--- What is needed ---
Each entry below should be output exactly, apart from its images.
*****
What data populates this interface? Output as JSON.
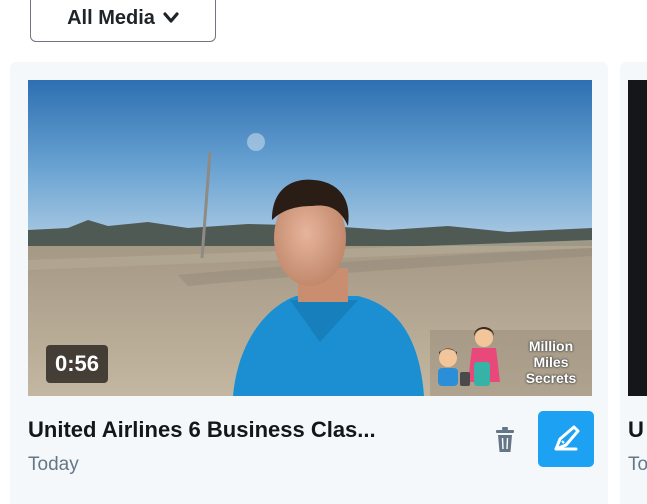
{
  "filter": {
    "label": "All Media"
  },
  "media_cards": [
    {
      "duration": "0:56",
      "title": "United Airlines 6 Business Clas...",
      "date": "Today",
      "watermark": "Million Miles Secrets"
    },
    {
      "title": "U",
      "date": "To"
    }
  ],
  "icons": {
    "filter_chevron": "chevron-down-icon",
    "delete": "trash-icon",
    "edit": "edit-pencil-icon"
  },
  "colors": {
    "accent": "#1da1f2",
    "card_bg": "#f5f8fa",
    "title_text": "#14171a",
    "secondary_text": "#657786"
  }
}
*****
--- Answer box ---
What data populates this interface? Output as JSON.
{
  "filter": {
    "label": "All Media"
  },
  "media_cards": [
    {
      "duration": "0:56",
      "title": "United Airlines 6 Business Clas...",
      "date": "Today",
      "watermark": "Million Miles Secrets"
    },
    {
      "title": "U",
      "date": "To"
    }
  ],
  "icons": {
    "filter_chevron": "chevron-down-icon",
    "delete": "trash-icon",
    "edit": "edit-pencil-icon"
  },
  "colors": {
    "accent": "#1da1f2",
    "card_bg": "#f5f8fa",
    "title_text": "#14171a",
    "secondary_text": "#657786"
  }
}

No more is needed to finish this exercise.